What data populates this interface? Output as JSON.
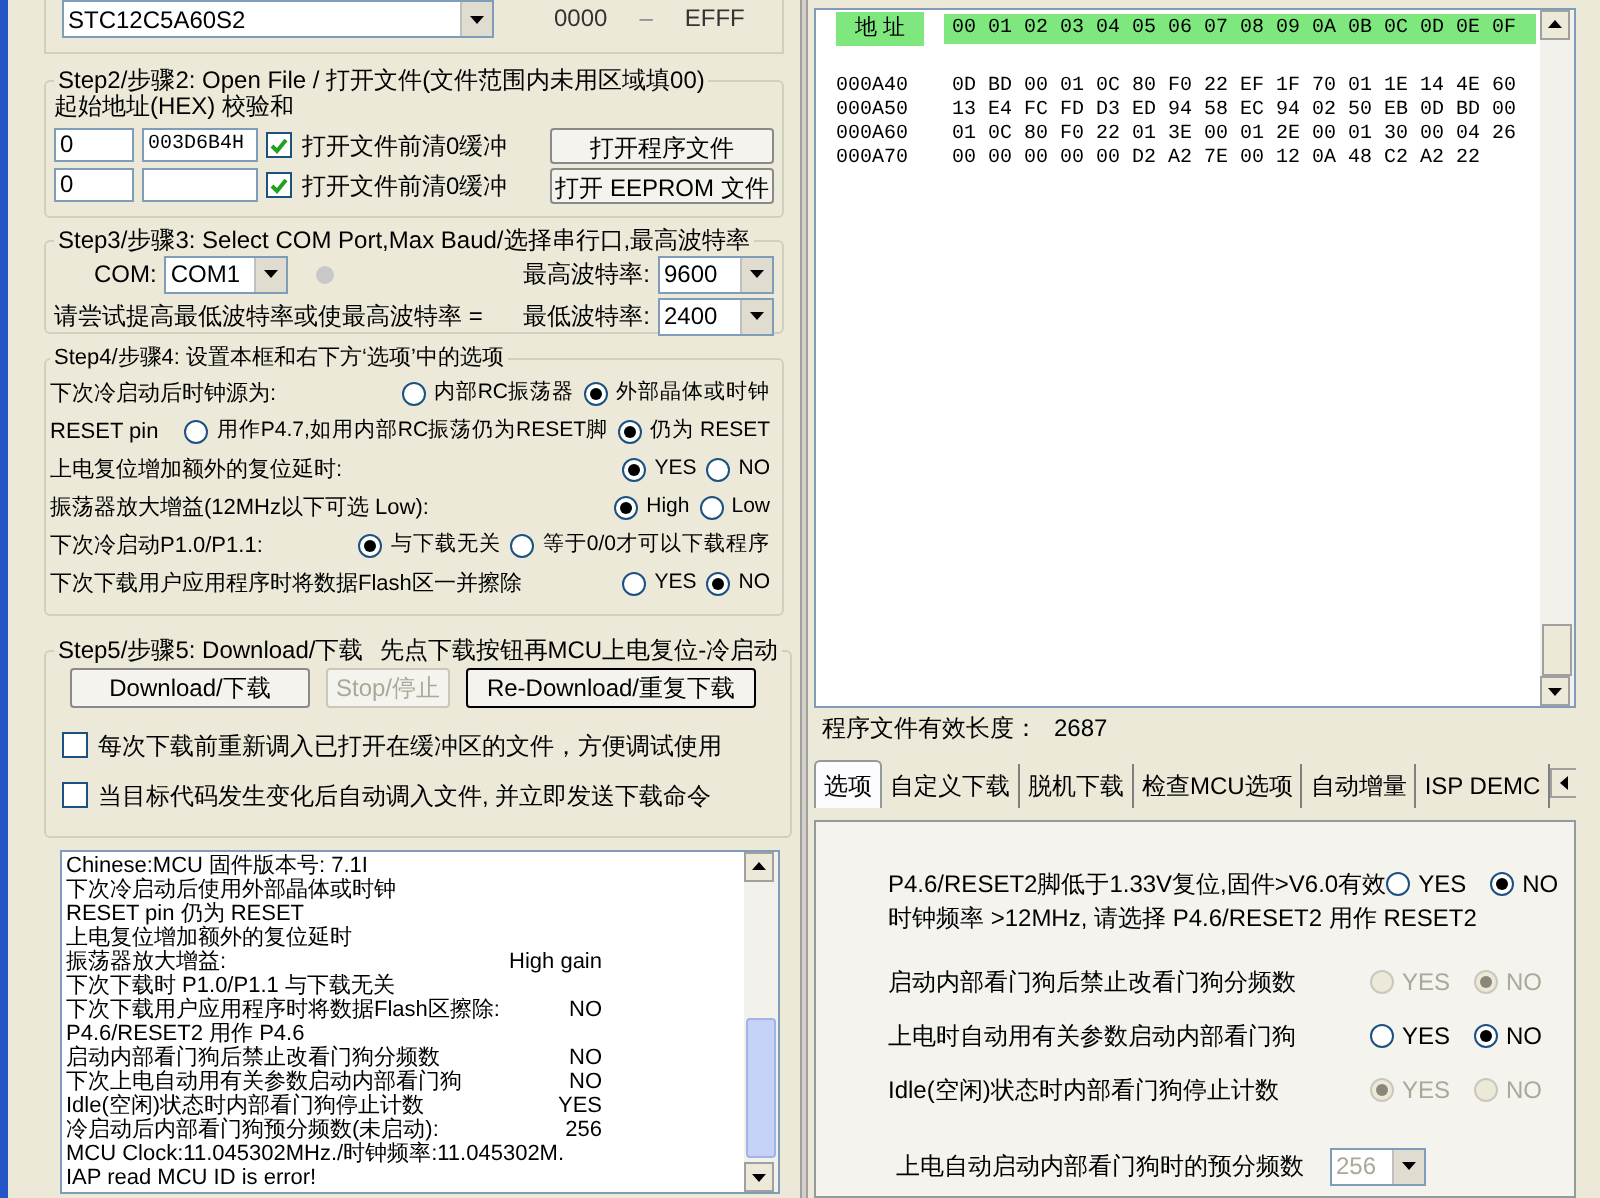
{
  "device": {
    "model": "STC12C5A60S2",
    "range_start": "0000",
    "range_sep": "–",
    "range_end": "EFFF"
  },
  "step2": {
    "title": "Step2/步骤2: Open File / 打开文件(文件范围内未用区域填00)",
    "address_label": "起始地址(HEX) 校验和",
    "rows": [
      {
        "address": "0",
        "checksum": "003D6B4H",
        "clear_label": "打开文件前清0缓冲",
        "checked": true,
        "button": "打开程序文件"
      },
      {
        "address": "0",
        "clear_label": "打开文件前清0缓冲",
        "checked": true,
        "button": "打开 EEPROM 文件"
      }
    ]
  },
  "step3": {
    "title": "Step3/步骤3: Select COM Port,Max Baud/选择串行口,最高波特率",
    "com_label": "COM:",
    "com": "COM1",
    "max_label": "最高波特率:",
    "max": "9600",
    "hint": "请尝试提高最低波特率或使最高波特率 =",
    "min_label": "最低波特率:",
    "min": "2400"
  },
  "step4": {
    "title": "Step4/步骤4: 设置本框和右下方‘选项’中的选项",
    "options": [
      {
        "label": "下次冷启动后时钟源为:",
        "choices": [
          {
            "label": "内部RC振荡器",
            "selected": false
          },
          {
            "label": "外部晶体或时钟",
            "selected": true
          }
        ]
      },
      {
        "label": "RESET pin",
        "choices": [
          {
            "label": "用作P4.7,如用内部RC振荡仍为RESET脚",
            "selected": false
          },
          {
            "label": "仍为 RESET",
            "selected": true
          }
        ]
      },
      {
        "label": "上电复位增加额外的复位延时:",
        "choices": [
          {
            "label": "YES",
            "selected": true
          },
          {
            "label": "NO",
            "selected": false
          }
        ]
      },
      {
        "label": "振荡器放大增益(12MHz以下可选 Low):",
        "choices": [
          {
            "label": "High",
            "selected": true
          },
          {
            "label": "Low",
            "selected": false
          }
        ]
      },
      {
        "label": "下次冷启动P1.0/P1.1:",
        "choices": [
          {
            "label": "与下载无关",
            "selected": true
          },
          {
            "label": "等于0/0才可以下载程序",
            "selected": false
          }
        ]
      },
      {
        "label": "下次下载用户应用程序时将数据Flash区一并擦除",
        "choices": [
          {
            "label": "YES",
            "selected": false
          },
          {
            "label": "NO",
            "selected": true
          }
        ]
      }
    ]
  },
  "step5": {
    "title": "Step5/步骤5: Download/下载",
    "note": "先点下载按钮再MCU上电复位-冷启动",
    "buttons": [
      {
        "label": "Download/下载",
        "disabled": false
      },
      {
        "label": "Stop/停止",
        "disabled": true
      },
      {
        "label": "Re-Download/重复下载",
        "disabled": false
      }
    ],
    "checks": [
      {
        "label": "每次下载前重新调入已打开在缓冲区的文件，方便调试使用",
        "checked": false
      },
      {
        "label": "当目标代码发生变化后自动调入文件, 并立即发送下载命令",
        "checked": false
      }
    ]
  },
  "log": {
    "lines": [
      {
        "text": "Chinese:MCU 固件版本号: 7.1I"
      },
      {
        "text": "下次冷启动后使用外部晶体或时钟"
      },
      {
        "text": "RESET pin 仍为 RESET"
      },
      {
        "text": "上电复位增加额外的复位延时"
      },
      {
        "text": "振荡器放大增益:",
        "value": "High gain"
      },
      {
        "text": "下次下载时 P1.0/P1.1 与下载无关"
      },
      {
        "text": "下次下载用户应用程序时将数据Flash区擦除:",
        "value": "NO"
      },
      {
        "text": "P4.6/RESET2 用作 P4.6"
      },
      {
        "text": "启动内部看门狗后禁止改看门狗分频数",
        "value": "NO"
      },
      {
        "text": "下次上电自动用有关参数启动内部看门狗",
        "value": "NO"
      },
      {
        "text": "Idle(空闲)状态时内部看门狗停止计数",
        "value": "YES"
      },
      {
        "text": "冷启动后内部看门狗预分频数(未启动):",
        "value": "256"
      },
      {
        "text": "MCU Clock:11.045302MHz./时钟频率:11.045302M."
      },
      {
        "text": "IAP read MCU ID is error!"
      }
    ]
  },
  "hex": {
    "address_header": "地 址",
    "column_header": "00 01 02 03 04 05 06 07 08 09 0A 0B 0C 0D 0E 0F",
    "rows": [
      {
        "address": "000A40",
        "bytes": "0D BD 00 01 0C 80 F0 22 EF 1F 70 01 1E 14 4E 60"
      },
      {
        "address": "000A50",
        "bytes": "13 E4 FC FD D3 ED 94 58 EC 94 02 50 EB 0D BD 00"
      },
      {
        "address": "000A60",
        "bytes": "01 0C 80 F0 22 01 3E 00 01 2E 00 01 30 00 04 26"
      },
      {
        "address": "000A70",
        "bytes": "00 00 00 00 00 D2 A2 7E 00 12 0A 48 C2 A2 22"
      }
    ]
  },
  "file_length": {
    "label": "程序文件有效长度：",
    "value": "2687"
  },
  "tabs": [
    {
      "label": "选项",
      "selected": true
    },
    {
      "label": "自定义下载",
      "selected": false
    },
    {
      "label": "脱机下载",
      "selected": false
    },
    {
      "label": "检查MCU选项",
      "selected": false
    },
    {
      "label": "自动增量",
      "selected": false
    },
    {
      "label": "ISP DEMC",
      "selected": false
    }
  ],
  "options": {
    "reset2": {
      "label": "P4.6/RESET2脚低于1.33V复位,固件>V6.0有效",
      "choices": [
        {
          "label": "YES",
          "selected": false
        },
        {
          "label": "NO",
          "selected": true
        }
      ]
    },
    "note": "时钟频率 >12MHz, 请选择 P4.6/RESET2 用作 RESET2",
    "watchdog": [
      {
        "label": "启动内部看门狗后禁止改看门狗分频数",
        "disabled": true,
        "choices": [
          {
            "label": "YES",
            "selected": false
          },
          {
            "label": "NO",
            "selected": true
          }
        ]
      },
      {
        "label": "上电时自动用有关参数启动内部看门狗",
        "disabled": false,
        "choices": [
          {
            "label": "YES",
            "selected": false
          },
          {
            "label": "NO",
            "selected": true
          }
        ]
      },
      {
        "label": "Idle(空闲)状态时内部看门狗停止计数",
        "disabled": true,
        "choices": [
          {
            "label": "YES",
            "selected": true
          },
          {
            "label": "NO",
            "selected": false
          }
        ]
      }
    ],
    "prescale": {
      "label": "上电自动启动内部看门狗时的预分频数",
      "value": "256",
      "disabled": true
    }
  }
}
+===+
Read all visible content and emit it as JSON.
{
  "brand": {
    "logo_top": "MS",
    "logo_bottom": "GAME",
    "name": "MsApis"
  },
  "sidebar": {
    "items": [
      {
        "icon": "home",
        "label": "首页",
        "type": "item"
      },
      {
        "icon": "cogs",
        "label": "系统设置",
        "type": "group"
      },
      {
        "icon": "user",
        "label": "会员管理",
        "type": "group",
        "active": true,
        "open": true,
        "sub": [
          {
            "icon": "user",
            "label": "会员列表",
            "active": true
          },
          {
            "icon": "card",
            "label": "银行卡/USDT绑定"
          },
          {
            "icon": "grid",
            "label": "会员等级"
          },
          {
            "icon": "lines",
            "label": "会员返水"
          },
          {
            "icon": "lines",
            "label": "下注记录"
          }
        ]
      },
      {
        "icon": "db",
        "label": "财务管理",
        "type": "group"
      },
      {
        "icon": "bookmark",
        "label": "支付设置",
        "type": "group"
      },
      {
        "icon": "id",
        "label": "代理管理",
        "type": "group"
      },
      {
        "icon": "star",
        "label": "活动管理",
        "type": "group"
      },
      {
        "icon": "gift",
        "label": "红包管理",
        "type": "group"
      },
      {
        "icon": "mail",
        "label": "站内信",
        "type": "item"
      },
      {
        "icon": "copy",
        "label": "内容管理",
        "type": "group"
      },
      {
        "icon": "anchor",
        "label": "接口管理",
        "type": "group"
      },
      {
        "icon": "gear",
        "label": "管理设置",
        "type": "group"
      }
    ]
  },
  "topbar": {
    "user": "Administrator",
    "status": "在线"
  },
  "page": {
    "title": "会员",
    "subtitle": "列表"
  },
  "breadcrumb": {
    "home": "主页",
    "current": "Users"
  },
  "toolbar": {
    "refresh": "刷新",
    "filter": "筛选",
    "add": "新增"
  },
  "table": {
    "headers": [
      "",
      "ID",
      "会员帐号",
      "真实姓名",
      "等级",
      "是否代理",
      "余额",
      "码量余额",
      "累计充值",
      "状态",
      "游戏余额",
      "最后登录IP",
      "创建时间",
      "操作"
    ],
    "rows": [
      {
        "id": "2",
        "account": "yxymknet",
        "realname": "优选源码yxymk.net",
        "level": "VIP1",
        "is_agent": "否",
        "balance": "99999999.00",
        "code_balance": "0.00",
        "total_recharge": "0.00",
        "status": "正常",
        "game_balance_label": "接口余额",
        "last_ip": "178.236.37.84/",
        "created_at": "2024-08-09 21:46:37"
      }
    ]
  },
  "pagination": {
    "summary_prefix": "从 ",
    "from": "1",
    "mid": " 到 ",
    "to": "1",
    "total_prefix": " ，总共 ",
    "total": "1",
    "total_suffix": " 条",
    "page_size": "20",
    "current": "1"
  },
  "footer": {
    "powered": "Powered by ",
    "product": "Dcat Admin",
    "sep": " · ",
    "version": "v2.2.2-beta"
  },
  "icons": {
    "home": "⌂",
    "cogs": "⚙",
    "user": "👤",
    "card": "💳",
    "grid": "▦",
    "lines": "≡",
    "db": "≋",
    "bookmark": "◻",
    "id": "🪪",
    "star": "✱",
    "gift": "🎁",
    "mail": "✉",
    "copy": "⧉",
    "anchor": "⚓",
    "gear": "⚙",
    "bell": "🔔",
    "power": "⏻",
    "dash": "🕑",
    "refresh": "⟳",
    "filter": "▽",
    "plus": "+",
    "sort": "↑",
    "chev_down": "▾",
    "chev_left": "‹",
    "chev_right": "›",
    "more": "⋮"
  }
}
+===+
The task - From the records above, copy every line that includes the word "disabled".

Task response -
        "disabled": false
        "disabled": true
        "disabled": false
        "disabled": true,
        "disabled": false,
        "disabled": true,
      "disabled": true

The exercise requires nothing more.